Top female GAA player weighs into sexism row over competition prizes
One of Ulster's top female sporting personalities is urging the GAA to "absorb lessons" from the furore surrounding the recent Poc Fada competition.
The event, which was staged over Hen Mountain near Hilltown, was won by Down player Catherine McGourty, who subsequently took issue with the fact that she was only awarded a medal while the men's winner, Paddy McKillion (Tyrone) received the bonus of a trophy and a skiing holiday.
Ms McGourty claimed that "an injustice had been done" and said: "I think with the establishment of the Women's Gaelic Players' Association at the start of this year, they are there to make sure things are done right for women in sport, in particular ladies' football and camogie."

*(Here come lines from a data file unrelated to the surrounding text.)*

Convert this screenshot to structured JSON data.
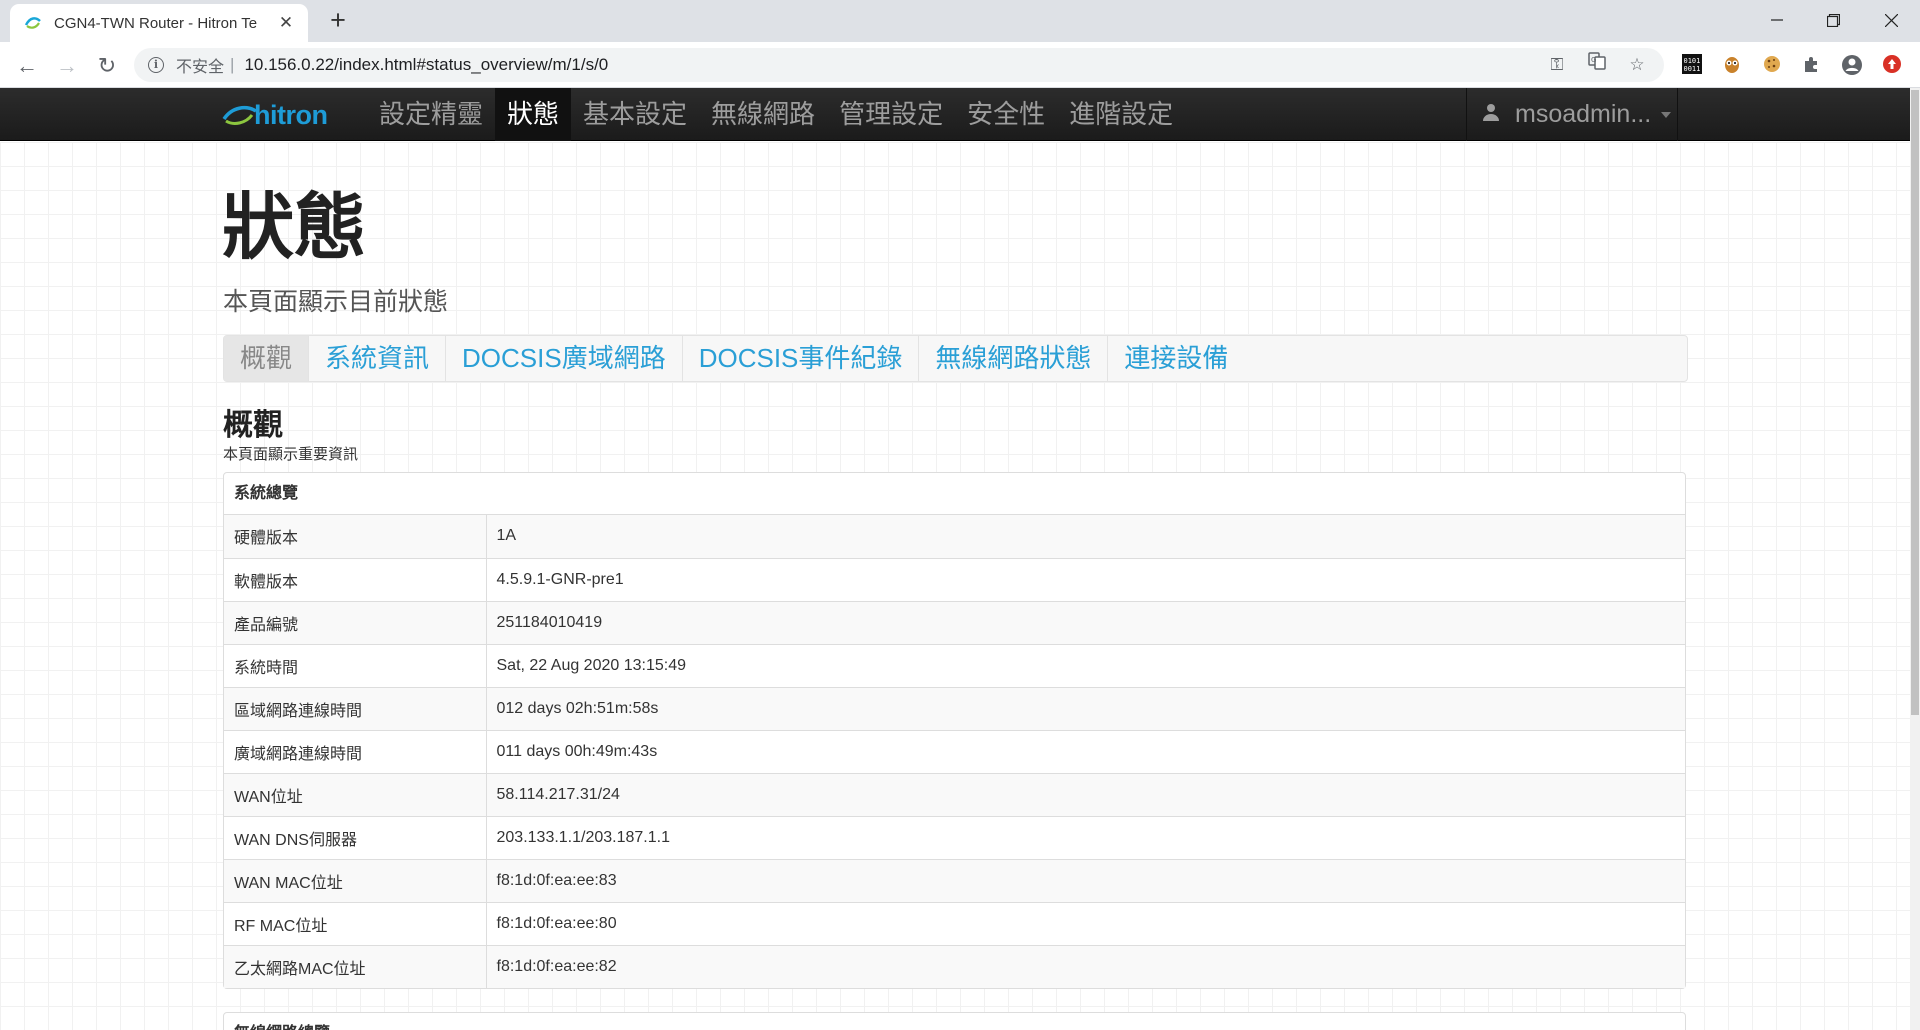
{
  "browser": {
    "tab_title": "CGN4-TWN Router - Hitron Te",
    "insecure_label": "不安全",
    "separator": "|",
    "url": "10.156.0.22/index.html#status_overview/m/1/s/0"
  },
  "navbar": {
    "brand": "hitron",
    "menu": [
      "設定精靈",
      "狀態",
      "基本設定",
      "無線網路",
      "管理設定",
      "安全性",
      "進階設定"
    ],
    "active_menu": "狀態",
    "user": "msoadmin..."
  },
  "page": {
    "title": "狀態",
    "subtitle": "本頁面顯示目前狀態",
    "tabs": [
      "概觀",
      "系統資訊",
      "DOCSIS廣域網路",
      "DOCSIS事件紀錄",
      "無線網路狀態",
      "連接設備"
    ],
    "active_tab": "概觀",
    "section_title": "概觀",
    "section_subtitle": "本頁面顯示重要資訊"
  },
  "system_panel": {
    "heading": "系統總覽",
    "rows": [
      {
        "label": "硬體版本",
        "value": "1A"
      },
      {
        "label": "軟體版本",
        "value": "4.5.9.1-GNR-pre1"
      },
      {
        "label": "產品編號",
        "value": "251184010419"
      },
      {
        "label": "系統時間",
        "value": "Sat, 22 Aug 2020 13:15:49"
      },
      {
        "label": "區域網路連線時間",
        "value": "012 days 02h:51m:58s"
      },
      {
        "label": "廣域網路連線時間",
        "value": "011 days 00h:49m:43s"
      },
      {
        "label": "WAN位址",
        "value": "58.114.217.31/24"
      },
      {
        "label": "WAN DNS伺服器",
        "value": "203.133.1.1/203.187.1.1"
      },
      {
        "label": "WAN MAC位址",
        "value": "f8:1d:0f:ea:ee:83"
      },
      {
        "label": "RF MAC位址",
        "value": "f8:1d:0f:ea:ee:80"
      },
      {
        "label": "乙太網路MAC位址",
        "value": "f8:1d:0f:ea:ee:82"
      }
    ]
  },
  "second_panel": {
    "heading": "無線網路總覽"
  },
  "colors": {
    "brand": "#1e9cd7",
    "link": "#2a9fd6",
    "navbar": "#222222"
  }
}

Tyrone's Gemma Begley, who has been a member of her county's ladies football team for several years and sits on the executive of the Women's Association, believes the affair highlights the "demeaning" manner in which women can be treated within the GAA.
"I myself would have had issues with accepting the prize in all the circumstances," said Carrickmore club member Begley. "I don't think what happened is acceptable and I would have every sympathy with Catherine McGourty. I think the whole thing is demeaning.
"I believe that the GAA has to absorb lessons going forward and there has to be a better effort made to treat women who play sports under the GAA banner more fairly.
"Obviously the recently formed women's body is very concerned about all matters pertaining to women's welfare within the association and this is certainly an issue which leaves a sour taste in the mouth.
"We as a players' body are not making any exorbitant demands - indeed, some of our targets could be said to be basic - but we obviously would like to see more respect accorded to female participants when it comes to things like awards and prizes."
It was after the provincial Gaelic Life publication stepped in to provide Ms McGourty with a £500 holiday voucher for a destination of her choice after conducting an online poll posing the question: "Is gender inequality still an issue in Gaelic Games?" that her claim she had been discriminated against came into much sharper focus.
Some 500 people responded to the poll, with 93% agreeing gender inequality is rife within the country's biggest sporting body.
But Ulster Council secretary Danny Murphy strongly denied this is the case.
"The fact of the matter is that the GAA carries no bias against anyone on the grounds of gender, religion, class or colour," Murphy said. "It is very much a family-orientated body and as such respects the rights of the individual.
"We respect the right of everyone to participate in our games . "
He added: "In this particular instance, the Poc Fada na hEireann contest is staged annually by the GAA at national level and has been held for many years.
"The ladies Poc Fada is overseen by the Camogie Association and the award for the winner is provided by this body. They are two distinct competitions and obviously both have their own appeal.
"The Camogie Association along with the Ladies Football, Handball and Rounders bodies are component parts of the overall GAA and as such are not most certainly biased or sexist in any way."
"The prizes awarded for the Poc Fada at national level and for the ladies event are bestowed by the bodies which oversee them and in the case of the ladies event it is the Camogie Association."
The GAA traditionally hands out medals as tangible rewards to mark achievements in all sports under its umbrella, but from time to time sponsors provide additional prizes.
Mr Murphy added: "There has certainly never been any bias on the part of the GAA in marking the achievements of its competitors in what is a time-honoured fashion.
"In this particular situation, tradition was adhered to and I think when all the facts are taken on board, it will show that this is the case."